DATA Start Marker
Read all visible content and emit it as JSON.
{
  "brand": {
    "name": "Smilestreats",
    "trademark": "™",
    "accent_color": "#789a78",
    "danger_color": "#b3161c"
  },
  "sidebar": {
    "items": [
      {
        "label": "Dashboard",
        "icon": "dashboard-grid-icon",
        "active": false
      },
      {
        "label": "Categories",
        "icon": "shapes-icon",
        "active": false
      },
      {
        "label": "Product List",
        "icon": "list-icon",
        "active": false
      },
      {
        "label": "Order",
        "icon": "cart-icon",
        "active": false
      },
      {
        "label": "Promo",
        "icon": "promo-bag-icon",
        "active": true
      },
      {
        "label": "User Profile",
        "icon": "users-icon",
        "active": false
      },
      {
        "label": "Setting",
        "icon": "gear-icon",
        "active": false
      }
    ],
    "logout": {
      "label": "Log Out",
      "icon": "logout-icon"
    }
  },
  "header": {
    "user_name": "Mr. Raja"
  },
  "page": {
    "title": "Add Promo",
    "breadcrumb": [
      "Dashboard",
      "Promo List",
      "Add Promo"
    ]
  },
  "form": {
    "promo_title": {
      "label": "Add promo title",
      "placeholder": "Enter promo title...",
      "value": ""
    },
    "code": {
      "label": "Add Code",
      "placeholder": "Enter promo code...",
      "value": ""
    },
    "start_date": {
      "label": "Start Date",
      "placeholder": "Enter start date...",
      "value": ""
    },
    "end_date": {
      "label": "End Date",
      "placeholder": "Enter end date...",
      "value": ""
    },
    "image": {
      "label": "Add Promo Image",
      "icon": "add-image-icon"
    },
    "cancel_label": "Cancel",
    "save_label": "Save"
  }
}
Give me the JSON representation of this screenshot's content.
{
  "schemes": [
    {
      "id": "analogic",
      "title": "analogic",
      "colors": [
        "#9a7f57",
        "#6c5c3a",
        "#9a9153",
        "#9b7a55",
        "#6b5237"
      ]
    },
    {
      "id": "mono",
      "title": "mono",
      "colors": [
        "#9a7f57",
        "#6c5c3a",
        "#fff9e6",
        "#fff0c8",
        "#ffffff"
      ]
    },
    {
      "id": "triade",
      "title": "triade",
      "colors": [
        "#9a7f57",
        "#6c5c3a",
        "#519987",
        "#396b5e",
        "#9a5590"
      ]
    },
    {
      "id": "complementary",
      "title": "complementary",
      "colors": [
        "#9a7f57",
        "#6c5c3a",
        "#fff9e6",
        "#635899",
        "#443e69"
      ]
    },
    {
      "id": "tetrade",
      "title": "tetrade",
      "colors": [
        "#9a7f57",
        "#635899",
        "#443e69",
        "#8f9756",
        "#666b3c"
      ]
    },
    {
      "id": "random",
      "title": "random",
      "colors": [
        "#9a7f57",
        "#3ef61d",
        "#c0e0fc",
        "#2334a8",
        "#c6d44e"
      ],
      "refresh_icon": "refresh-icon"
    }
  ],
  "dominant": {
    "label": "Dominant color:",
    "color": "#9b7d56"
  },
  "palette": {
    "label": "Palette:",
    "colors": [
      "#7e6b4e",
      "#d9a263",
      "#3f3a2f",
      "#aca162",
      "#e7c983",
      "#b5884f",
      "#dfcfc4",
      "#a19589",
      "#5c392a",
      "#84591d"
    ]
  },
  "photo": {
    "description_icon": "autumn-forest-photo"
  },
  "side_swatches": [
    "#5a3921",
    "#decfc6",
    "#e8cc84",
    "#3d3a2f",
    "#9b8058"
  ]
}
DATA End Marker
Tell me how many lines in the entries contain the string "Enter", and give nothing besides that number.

4